» WHAT TO DO: Carry over every entry exactly as written, though not the pictures it contains.

Start of Block

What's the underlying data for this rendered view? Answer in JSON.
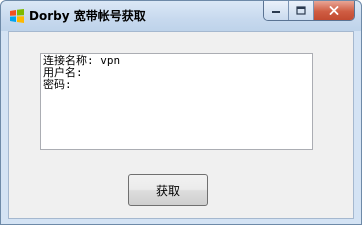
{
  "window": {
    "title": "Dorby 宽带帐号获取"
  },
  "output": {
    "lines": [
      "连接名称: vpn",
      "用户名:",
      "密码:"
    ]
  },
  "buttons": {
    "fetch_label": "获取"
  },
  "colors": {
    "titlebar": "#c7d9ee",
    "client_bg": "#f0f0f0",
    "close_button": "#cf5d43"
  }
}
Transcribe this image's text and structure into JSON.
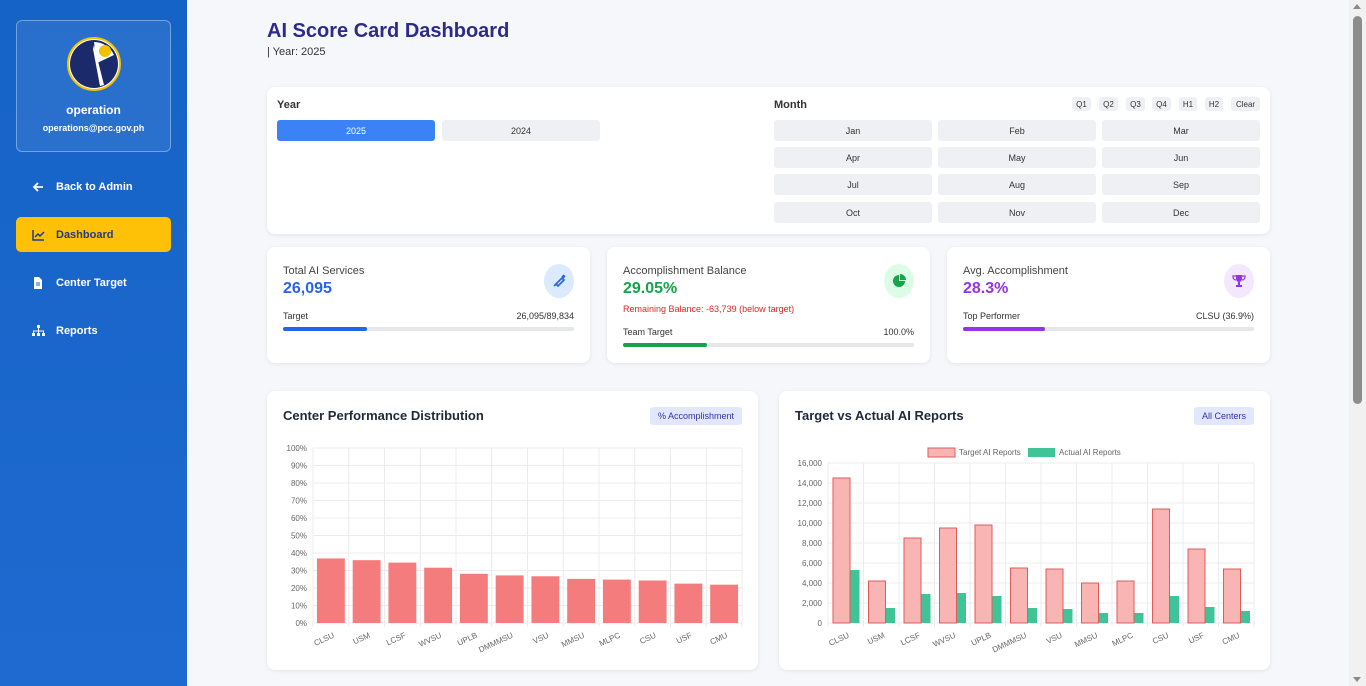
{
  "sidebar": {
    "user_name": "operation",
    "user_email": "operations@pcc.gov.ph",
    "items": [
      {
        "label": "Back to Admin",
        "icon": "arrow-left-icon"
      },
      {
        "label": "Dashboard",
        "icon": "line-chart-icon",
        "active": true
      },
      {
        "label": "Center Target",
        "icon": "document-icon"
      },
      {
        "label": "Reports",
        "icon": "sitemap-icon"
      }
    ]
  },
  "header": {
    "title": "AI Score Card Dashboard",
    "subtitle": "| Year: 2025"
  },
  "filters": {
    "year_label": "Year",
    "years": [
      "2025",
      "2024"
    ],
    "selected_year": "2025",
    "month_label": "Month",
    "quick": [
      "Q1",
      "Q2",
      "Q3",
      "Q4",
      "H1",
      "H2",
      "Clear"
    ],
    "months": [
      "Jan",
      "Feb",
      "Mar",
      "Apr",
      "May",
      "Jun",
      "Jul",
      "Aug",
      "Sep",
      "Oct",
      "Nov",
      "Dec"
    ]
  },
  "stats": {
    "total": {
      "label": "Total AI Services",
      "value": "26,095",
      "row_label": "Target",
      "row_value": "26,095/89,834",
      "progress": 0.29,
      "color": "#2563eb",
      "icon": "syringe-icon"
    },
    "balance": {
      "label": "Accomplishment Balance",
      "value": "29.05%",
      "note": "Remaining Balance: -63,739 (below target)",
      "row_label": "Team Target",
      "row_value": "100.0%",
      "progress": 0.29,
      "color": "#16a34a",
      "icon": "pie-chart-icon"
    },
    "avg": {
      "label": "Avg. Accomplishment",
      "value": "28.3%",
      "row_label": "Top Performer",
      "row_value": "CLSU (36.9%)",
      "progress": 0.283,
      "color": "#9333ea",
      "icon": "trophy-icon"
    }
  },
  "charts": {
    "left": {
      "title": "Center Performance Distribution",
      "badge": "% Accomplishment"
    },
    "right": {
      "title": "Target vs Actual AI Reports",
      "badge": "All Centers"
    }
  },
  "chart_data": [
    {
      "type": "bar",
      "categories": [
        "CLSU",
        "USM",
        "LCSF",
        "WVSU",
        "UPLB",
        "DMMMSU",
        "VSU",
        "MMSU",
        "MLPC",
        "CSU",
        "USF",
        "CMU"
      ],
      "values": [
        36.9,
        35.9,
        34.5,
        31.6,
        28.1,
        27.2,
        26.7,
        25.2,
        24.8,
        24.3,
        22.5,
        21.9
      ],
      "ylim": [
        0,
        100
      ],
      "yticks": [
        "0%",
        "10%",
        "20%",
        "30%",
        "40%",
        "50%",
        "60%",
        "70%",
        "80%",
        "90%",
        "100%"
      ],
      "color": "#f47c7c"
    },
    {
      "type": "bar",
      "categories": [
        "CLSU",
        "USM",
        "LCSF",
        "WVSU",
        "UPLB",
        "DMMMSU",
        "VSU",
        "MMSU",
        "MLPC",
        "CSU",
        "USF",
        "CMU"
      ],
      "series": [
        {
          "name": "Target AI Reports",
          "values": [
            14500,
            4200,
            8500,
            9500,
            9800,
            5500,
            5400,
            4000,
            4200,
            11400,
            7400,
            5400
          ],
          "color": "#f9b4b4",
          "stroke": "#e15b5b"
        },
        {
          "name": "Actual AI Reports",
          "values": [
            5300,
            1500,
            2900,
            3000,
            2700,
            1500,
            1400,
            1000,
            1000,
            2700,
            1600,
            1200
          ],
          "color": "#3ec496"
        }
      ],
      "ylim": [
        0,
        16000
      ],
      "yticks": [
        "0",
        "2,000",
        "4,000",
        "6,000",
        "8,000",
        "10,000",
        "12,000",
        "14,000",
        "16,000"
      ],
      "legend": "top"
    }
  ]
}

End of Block

» SOLVED EXERCISE:
What's the underlying data for this rendered view? Answer in JSON.
{
  "window": {
    "title": "Dorby 宽带帐号获取"
  },
  "output": {
    "lines": [
      "连接名称: vpn",
      "用户名:",
      "密码:"
    ]
  },
  "buttons": {
    "fetch_label": "获取"
  },
  "colors": {
    "titlebar": "#c7d9ee",
    "client_bg": "#f0f0f0",
    "close_button": "#cf5d43"
  }
}
Transcribe this image's text and structure into JSON.
{
  "sidebar": {
    "user_name": "operation",
    "user_email": "operations@pcc.gov.ph",
    "items": [
      {
        "label": "Back to Admin",
        "icon": "arrow-left-icon"
      },
      {
        "label": "Dashboard",
        "icon": "line-chart-icon",
        "active": true
      },
      {
        "label": "Center Target",
        "icon": "document-icon"
      },
      {
        "label": "Reports",
        "icon": "sitemap-icon"
      }
    ]
  },
  "header": {
    "title": "AI Score Card Dashboard",
    "subtitle": "| Year: 2025"
  },
  "filters": {
    "year_label": "Year",
    "years": [
      "2025",
      "2024"
    ],
    "selected_year": "2025",
    "month_label": "Month",
    "quick": [
      "Q1",
      "Q2",
      "Q3",
      "Q4",
      "H1",
      "H2",
      "Clear"
    ],
    "months": [
      "Jan",
      "Feb",
      "Mar",
      "Apr",
      "May",
      "Jun",
      "Jul",
      "Aug",
      "Sep",
      "Oct",
      "Nov",
      "Dec"
    ]
  },
  "stats": {
    "total": {
      "label": "Total AI Services",
      "value": "26,095",
      "row_label": "Target",
      "row_value": "26,095/89,834",
      "progress": 0.29,
      "color": "#2563eb",
      "icon": "syringe-icon"
    },
    "balance": {
      "label": "Accomplishment Balance",
      "value": "29.05%",
      "note": "Remaining Balance: -63,739 (below target)",
      "row_label": "Team Target",
      "row_value": "100.0%",
      "progress": 0.29,
      "color": "#16a34a",
      "icon": "pie-chart-icon"
    },
    "avg": {
      "label": "Avg. Accomplishment",
      "value": "28.3%",
      "row_label": "Top Performer",
      "row_value": "CLSU (36.9%)",
      "progress": 0.283,
      "color": "#9333ea",
      "icon": "trophy-icon"
    }
  },
  "charts": {
    "left": {
      "title": "Center Performance Distribution",
      "badge": "% Accomplishment"
    },
    "right": {
      "title": "Target vs Actual AI Reports",
      "badge": "All Centers"
    }
  },
  "chart_data": [
    {
      "type": "bar",
      "categories": [
        "CLSU",
        "USM",
        "LCSF",
        "WVSU",
        "UPLB",
        "DMMMSU",
        "VSU",
        "MMSU",
        "MLPC",
        "CSU",
        "USF",
        "CMU"
      ],
      "values": [
        36.9,
        35.9,
        34.5,
        31.6,
        28.1,
        27.2,
        26.7,
        25.2,
        24.8,
        24.3,
        22.5,
        21.9
      ],
      "ylim": [
        0,
        100
      ],
      "yticks": [
        "0%",
        "10%",
        "20%",
        "30%",
        "40%",
        "50%",
        "60%",
        "70%",
        "80%",
        "90%",
        "100%"
      ],
      "color": "#f47c7c"
    },
    {
      "type": "bar",
      "categories": [
        "CLSU",
        "USM",
        "LCSF",
        "WVSU",
        "UPLB",
        "DMMMSU",
        "VSU",
        "MMSU",
        "MLPC",
        "CSU",
        "USF",
        "CMU"
      ],
      "series": [
        {
          "name": "Target AI Reports",
          "values": [
            14500,
            4200,
            8500,
            9500,
            9800,
            5500,
            5400,
            4000,
            4200,
            11400,
            7400,
            5400
          ],
          "color": "#f9b4b4",
          "stroke": "#e15b5b"
        },
        {
          "name": "Actual AI Reports",
          "values": [
            5300,
            1500,
            2900,
            3000,
            2700,
            1500,
            1400,
            1000,
            1000,
            2700,
            1600,
            1200
          ],
          "color": "#3ec496"
        }
      ],
      "ylim": [
        0,
        16000
      ],
      "yticks": [
        "0",
        "2,000",
        "4,000",
        "6,000",
        "8,000",
        "10,000",
        "12,000",
        "14,000",
        "16,000"
      ],
      "legend": "top"
    }
  ]
}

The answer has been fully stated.